The Sundance Film Festival 2014 has concluded in Park City, Utah with a new crop of provocative, thought-provoking Indies. Say what you will about the festival’s long lines and sold-out premieres, Sundance still remains the top festival in the world for young filmmakers to break into Hollywood. Some of the top movie directors in the industry launched their careers at Sundance such as Steven Soderbergh (Sex, Lies and Videotape), Quentin Tarantino (Reservoir Dogs) and David O. Russell (Spanking the Monkey).
As festival director John Cooper announced at the onset, Sundance wanted to get back to their indie roots. Some criticize the festival has gone “Hollywood.” As cofounder of Sundance Robert Redford reminds us, “Storytellers broaden our minds, engage, provoke, inspire, and ultimately, connect us.
Sundance 2014 did not disappoint cinephiles. Out of over 4,000 feature film submissions, there were 100 world premieres this year. Here is my Top Ten Indie Films List to watch at a local art house theater near you.

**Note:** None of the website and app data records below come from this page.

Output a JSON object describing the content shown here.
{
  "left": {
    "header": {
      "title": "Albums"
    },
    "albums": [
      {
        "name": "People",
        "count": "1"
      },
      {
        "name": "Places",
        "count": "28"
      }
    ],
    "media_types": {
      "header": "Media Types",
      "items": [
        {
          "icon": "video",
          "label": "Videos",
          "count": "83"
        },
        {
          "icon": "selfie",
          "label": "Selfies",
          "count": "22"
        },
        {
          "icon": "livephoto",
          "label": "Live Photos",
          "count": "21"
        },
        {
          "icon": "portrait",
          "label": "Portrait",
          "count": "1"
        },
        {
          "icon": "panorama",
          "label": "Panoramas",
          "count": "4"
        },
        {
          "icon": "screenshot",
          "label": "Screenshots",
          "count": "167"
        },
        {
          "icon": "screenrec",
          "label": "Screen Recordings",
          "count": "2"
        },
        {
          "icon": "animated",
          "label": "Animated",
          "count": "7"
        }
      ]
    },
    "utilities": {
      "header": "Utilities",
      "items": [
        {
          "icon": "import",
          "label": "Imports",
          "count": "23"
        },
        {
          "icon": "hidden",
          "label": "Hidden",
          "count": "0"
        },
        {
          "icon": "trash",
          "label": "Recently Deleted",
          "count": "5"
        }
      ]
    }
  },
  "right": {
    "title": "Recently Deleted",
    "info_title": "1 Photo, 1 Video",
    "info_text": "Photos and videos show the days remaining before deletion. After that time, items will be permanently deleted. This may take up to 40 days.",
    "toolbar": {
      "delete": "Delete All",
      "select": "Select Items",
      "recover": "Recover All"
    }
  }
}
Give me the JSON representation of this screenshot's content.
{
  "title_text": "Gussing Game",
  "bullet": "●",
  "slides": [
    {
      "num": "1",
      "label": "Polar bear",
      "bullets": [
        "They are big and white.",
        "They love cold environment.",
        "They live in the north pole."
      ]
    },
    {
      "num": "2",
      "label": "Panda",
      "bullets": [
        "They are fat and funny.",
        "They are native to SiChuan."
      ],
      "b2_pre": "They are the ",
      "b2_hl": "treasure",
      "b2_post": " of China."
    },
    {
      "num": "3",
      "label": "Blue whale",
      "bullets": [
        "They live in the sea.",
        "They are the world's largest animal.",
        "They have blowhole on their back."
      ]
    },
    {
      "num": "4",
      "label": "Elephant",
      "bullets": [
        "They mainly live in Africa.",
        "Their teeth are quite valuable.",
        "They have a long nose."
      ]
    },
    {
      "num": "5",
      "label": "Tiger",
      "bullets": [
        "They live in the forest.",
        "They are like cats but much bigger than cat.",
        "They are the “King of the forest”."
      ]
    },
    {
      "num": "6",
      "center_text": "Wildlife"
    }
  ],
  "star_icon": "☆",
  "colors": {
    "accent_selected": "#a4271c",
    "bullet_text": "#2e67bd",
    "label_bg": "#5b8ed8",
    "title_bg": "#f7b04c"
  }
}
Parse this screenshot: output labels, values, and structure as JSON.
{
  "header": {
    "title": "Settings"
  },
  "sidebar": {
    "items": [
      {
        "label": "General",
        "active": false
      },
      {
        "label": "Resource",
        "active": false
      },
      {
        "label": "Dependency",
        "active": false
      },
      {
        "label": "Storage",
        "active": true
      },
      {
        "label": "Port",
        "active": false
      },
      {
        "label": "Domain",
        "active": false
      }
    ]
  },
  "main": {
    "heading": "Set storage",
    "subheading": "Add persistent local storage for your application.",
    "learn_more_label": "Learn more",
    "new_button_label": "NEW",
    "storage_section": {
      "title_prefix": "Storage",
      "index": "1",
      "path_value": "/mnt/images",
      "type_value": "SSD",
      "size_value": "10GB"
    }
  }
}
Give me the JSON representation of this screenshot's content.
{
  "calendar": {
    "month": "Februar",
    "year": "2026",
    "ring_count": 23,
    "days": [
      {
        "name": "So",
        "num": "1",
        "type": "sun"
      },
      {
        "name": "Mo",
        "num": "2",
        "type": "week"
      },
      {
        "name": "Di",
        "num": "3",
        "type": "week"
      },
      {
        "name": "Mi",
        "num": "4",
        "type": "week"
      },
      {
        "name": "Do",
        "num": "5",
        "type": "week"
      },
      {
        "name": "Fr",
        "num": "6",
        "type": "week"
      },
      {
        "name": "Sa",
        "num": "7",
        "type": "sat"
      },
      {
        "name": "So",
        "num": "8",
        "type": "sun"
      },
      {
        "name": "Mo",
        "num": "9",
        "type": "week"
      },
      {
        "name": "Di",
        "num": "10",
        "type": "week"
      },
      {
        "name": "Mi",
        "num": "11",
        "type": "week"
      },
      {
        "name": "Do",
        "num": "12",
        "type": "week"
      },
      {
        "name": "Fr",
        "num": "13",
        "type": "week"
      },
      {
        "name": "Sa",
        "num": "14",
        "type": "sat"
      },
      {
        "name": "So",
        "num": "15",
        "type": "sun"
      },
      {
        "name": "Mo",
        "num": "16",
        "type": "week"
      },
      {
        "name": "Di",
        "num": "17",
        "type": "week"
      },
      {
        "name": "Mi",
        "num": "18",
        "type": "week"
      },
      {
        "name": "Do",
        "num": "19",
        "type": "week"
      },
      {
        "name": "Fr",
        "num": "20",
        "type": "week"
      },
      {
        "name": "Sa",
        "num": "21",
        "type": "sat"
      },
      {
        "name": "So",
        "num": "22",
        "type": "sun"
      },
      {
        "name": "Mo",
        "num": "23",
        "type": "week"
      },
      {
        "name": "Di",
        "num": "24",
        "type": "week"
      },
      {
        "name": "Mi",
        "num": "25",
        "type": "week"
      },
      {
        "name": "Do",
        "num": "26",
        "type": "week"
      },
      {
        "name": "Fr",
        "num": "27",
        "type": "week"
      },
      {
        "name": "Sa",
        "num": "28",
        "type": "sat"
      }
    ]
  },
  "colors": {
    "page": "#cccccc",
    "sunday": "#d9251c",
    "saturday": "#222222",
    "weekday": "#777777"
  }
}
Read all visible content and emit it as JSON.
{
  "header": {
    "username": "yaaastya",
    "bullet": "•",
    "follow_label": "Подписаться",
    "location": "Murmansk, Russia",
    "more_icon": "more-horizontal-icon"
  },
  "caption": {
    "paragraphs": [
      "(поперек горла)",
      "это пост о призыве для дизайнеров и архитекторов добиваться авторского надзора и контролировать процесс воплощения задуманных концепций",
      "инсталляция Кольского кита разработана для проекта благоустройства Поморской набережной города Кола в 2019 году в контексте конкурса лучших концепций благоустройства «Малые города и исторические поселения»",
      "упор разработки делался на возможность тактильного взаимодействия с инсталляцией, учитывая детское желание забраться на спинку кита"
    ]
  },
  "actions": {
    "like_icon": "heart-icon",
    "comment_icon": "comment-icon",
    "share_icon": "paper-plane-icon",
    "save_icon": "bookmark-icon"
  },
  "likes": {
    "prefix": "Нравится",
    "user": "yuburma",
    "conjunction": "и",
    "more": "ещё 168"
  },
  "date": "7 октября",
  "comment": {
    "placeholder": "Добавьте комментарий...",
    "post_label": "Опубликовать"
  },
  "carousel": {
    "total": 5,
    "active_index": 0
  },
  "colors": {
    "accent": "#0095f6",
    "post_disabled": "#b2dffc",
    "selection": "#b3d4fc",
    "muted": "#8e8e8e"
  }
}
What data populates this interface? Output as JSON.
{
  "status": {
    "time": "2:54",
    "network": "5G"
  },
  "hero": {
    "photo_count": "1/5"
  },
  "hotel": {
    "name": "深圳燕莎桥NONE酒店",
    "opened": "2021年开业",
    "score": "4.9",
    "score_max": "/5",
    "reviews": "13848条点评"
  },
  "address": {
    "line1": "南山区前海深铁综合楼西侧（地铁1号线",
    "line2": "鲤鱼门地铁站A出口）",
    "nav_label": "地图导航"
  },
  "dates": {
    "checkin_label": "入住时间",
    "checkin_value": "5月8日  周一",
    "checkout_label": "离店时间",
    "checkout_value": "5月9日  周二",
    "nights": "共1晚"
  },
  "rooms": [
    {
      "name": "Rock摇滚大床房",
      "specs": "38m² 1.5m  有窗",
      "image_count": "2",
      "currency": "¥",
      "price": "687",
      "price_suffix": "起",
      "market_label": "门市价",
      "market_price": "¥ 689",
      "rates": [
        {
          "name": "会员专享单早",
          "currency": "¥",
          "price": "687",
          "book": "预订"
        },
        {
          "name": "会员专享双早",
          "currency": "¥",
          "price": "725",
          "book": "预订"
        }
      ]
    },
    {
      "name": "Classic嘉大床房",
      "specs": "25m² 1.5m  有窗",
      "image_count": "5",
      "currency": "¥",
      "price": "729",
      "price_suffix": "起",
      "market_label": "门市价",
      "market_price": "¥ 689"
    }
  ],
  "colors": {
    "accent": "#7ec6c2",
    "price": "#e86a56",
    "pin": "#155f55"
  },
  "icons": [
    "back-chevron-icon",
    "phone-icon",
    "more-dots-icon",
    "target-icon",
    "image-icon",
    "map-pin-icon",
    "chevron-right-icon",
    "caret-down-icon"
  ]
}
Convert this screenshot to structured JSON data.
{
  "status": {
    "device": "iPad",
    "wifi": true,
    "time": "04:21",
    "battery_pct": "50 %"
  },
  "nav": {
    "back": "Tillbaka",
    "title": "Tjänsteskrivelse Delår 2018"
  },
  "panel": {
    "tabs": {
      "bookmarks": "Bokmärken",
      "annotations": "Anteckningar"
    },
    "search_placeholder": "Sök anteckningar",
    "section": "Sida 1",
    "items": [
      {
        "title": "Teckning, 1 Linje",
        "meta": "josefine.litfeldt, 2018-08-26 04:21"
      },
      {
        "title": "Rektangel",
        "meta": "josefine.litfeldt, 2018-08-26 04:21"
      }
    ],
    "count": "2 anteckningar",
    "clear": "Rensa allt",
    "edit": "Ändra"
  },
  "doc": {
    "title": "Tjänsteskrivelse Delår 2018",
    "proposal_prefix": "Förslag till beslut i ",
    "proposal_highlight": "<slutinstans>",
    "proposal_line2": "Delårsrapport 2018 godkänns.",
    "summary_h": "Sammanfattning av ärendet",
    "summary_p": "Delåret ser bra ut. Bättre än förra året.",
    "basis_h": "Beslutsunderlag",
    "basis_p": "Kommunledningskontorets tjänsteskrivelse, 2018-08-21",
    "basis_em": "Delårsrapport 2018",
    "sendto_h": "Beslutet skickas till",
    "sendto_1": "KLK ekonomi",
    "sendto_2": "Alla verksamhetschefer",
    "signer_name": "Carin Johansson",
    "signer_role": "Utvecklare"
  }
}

Whiplash by Damien Chazelle
Ever dream about being a great athlete, actor or musician? This riveting story follows jazz drummer (The Spectacular Now’s Miles Teller) pursuing his dream at a music conservatory in Manhattan and his music instructor (JK Simmons) with a brutal teaching style. ‘Whiplash’ took home the two top prizes at Sundance, the coveted Grand Jury Prize and the Audience Award. Miles Teller is one to watch and bound for stardom.
Boyhood by Richard Linklater
‘Before Midnight’ director Richard Linklater's coming-of-age film is groundbreaking. It was shot for 3 to 4 days over a 12-year period. The revolutionary portrait of a boy, growing up from age 5 to 18 is a probing look at the forces that mold him into an adult.
This documentary is based on the memoir of film critic, Roger Ebert. Just months before his death, he allowed cameras to follow his battle with cancer. The result is a moving story of an ordinary newspaper journalist and his achievement as the most iconic film critic of our time.
The Skeleton Twins by Craig Johnson
Kristen Wiig and Bill Hader play suicidal siblings that cheat death on the same day. They reunite and confront how their lives went wrong. Wiig and Hader prove once again that comedians can take on meaty, dramatic roles. Writer-director Craig Johnson won the Waldo Salt Screenwriting Award for the script.
Infinitely Polar Bear
No stranger to the indie world of Sundance, actor Mark Ruffalo is in one of his most poignant roles yet. He plays a bipolar disorder father trying to win back his wife by taking responsibility of his daughters who don’t make it any easier for him with their spirited personalities.
Rudderless by William H. Macy
Actor William H. Macy earned raves for his directorial debut about a grieving father (Billy Crudup) dealing with the loss of his son in a school shooting. After stumbling upon a box of his son’s demo tapes, he is shocked to discover his son’s unknown talent and forms a band in the hope of finding some closure.
I Origins by Mike Cahill
‘Another Earth’ director Mike Cahill teams up again with Indie Darling Brit Marling in ‘I Origins.’ It’s a love story between a biologist and a model. His scientific discovery may fundamentally change society as we know it. It won the Alfred P. Sloan Feature Film prize as part of Sundance Institute’s Science-in-Film initiative.
Happy Christmas by Joe Swanberg
Anna Kendrick stars as an irresponsible 20-something who moves in with her older Brother who is a filmmaker, his novelist wife played by Lena Dunham and their two-year old son. This micro-budget indie proves that small films can have a powerful impact. Joe Swanberg is a talented young director who made last year’s critically acclaimed indie ‘Drinking Buddies.’
Laggies by Lynn Shelton
Keira Knightley stars as a 20-something stuck in permanent adolescence. She lies to her finance about going to a retreat and instead hangs out with a younger girl played by Chloe Moretz. Sam Rockwell also stars in this film directed by Sundance veteran Lynn Shelton.
Wish I Was Here by Zach Braff
Probably the most talked about indie film of the year due to Zach Braff turning to Kickstarter to fund the film project. Braff stars as a struggling LA actor married to his loving wife played by Kate Hudson. The film explores a guy at 35-years-old still trying to find his identity while taking on his responsibilities as a father and husband.